* [Your instructions] In the data that follows, determine how many lines contain the word "prices", and give only that number.

(Data to use Opens)

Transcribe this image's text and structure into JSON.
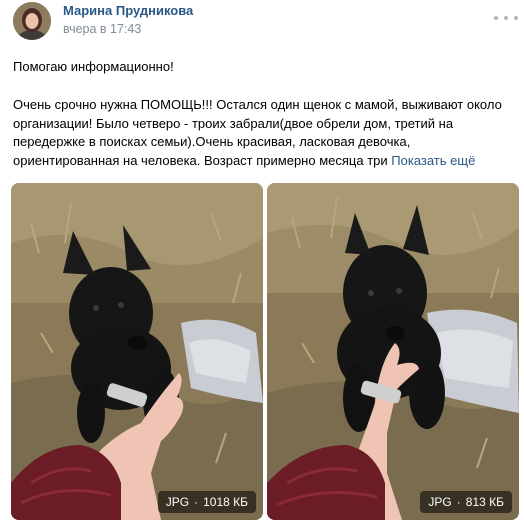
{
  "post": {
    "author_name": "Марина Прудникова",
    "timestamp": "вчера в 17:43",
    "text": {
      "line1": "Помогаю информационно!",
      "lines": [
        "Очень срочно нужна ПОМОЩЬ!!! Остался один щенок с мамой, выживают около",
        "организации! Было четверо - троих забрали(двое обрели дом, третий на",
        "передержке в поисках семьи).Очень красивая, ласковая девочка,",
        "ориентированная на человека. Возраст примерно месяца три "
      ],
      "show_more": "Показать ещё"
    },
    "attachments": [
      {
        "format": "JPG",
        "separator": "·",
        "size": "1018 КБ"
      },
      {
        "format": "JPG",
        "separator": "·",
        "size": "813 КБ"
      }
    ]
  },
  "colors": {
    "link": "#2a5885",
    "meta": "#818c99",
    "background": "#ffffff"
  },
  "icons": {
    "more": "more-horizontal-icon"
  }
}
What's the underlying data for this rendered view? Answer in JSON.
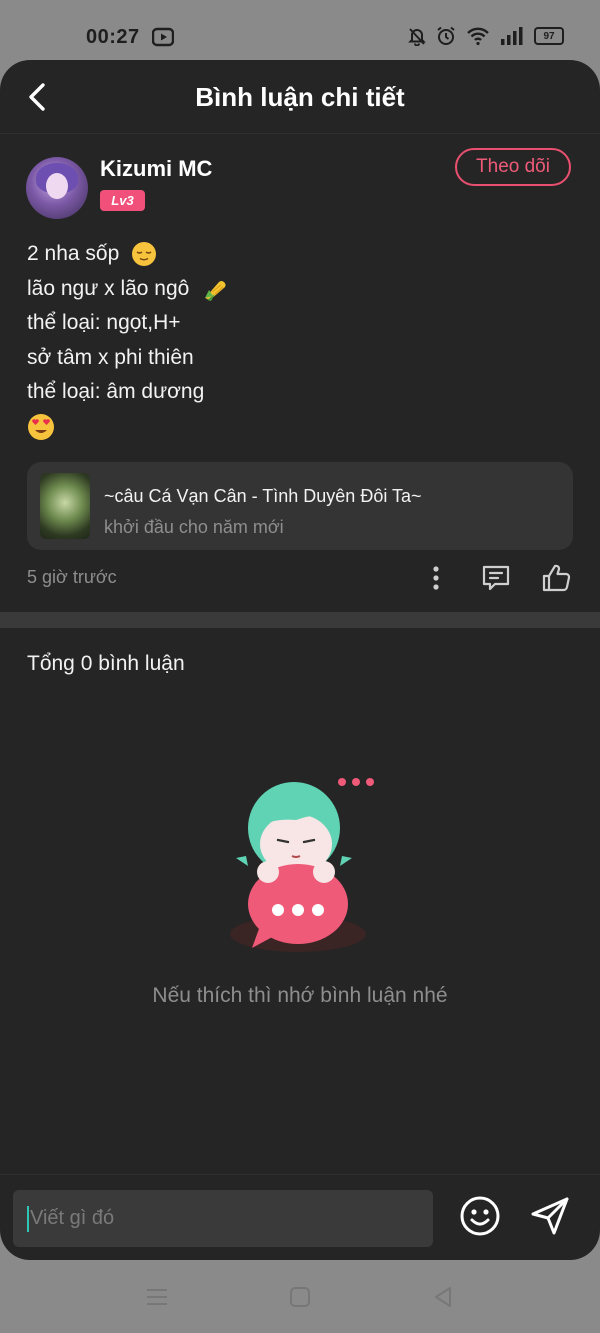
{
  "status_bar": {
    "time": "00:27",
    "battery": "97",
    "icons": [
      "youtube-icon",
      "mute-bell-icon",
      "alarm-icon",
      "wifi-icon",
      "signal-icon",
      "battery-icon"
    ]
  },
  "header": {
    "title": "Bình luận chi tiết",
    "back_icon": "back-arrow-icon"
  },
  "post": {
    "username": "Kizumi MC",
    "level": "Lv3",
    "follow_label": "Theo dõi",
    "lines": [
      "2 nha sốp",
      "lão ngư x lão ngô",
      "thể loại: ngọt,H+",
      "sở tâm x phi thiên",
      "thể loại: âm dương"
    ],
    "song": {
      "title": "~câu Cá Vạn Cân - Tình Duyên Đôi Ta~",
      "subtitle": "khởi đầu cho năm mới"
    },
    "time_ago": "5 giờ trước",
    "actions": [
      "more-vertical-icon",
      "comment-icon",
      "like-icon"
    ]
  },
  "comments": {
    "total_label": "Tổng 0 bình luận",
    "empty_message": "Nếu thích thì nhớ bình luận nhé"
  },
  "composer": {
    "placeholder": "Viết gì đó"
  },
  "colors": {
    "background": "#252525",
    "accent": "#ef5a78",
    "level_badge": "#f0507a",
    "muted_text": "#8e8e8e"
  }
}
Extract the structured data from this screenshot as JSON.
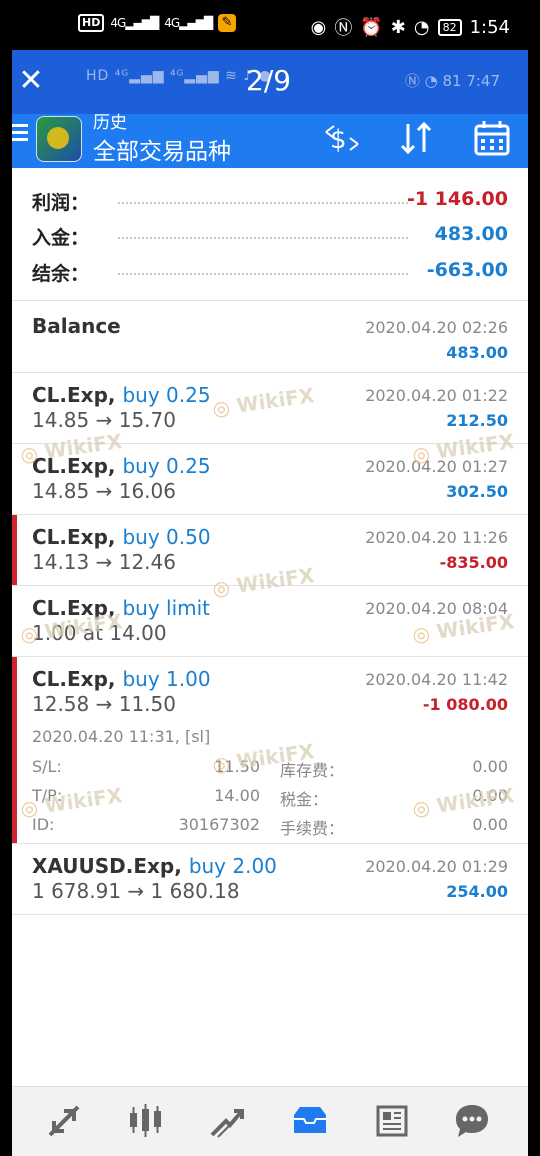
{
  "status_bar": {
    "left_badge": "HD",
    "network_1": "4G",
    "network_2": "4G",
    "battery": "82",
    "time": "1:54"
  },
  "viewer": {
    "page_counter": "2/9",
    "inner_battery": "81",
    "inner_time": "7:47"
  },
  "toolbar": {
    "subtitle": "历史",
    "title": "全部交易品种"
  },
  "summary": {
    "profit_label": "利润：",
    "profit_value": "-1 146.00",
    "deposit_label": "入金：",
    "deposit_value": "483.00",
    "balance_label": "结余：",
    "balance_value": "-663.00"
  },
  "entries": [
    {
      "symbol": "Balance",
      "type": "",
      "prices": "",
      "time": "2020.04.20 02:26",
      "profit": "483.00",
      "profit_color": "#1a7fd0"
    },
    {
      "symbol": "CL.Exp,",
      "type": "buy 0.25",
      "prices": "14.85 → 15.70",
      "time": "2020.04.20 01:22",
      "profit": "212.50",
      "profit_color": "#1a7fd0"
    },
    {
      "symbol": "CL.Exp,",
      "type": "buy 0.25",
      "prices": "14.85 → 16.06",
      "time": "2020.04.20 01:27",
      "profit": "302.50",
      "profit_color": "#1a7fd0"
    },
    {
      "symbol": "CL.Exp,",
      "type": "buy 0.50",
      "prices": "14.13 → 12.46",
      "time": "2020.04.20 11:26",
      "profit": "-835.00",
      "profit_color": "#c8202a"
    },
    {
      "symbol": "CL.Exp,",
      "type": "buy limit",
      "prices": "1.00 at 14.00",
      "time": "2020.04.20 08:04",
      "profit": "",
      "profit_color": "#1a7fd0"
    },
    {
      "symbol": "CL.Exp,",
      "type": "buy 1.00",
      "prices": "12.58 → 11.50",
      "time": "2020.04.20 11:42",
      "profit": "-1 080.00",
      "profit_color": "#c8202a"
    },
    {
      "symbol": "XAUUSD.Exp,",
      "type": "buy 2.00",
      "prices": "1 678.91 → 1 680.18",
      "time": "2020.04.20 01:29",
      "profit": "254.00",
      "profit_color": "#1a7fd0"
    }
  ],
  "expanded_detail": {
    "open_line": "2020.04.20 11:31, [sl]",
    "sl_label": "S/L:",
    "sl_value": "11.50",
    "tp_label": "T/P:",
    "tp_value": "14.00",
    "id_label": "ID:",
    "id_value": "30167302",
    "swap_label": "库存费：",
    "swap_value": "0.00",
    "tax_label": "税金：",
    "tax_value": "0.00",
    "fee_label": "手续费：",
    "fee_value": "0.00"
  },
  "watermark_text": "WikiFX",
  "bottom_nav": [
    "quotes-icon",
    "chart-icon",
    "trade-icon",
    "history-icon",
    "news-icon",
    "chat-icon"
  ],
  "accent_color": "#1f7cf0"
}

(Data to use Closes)

* [Result of this exercise] 7